[YOUR OBJECTIVE] Each line holding the string "time" is to be copied from the data.

Recorded data
● ● ● ● ●

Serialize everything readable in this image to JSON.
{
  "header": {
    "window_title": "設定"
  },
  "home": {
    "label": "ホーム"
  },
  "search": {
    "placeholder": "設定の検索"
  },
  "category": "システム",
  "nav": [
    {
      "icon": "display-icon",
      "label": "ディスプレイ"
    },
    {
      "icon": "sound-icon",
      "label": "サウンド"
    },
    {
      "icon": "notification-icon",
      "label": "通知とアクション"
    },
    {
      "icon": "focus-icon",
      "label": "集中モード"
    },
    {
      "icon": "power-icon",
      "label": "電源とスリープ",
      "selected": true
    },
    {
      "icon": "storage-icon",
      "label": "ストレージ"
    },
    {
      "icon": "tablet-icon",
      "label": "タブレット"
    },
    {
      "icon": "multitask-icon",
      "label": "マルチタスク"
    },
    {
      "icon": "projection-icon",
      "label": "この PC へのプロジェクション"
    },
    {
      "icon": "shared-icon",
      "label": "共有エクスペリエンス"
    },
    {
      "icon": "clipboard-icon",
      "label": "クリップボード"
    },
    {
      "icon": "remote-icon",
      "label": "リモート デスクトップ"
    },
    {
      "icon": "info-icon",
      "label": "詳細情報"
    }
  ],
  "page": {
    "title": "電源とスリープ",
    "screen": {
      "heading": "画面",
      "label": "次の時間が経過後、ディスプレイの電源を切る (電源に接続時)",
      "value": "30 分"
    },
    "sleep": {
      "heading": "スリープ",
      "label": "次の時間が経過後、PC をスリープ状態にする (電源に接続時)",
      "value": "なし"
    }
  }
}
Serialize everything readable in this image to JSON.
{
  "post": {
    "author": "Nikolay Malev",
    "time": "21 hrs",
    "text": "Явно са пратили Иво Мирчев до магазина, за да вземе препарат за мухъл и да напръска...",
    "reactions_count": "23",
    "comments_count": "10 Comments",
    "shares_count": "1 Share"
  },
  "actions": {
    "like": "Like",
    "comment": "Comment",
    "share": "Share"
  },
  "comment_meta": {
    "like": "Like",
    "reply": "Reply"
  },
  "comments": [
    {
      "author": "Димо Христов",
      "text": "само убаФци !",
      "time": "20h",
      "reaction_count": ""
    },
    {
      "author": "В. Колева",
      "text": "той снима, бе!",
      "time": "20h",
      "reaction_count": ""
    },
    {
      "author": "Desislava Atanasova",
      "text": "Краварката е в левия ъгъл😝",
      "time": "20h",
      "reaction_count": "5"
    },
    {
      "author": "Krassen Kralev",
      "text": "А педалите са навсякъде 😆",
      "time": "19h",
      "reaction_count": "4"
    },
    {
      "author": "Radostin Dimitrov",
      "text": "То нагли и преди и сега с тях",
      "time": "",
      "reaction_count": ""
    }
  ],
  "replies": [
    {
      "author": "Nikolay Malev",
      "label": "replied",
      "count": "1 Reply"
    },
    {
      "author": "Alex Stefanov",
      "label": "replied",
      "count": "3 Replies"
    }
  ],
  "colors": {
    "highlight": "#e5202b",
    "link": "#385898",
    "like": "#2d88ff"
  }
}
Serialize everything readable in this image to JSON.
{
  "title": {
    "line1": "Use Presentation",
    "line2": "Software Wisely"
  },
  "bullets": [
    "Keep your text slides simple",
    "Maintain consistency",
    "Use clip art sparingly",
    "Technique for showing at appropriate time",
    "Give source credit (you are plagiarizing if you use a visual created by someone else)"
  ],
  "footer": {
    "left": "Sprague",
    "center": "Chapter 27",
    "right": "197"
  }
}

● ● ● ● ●

[WRITTEN RESPONSE]
    "time": "21 hrs",
      "time": "20h",
      "time": "20h",
      "time": "20h",
      "time": "19h",
      "time": "",
    "Technique for showing at appropriate time",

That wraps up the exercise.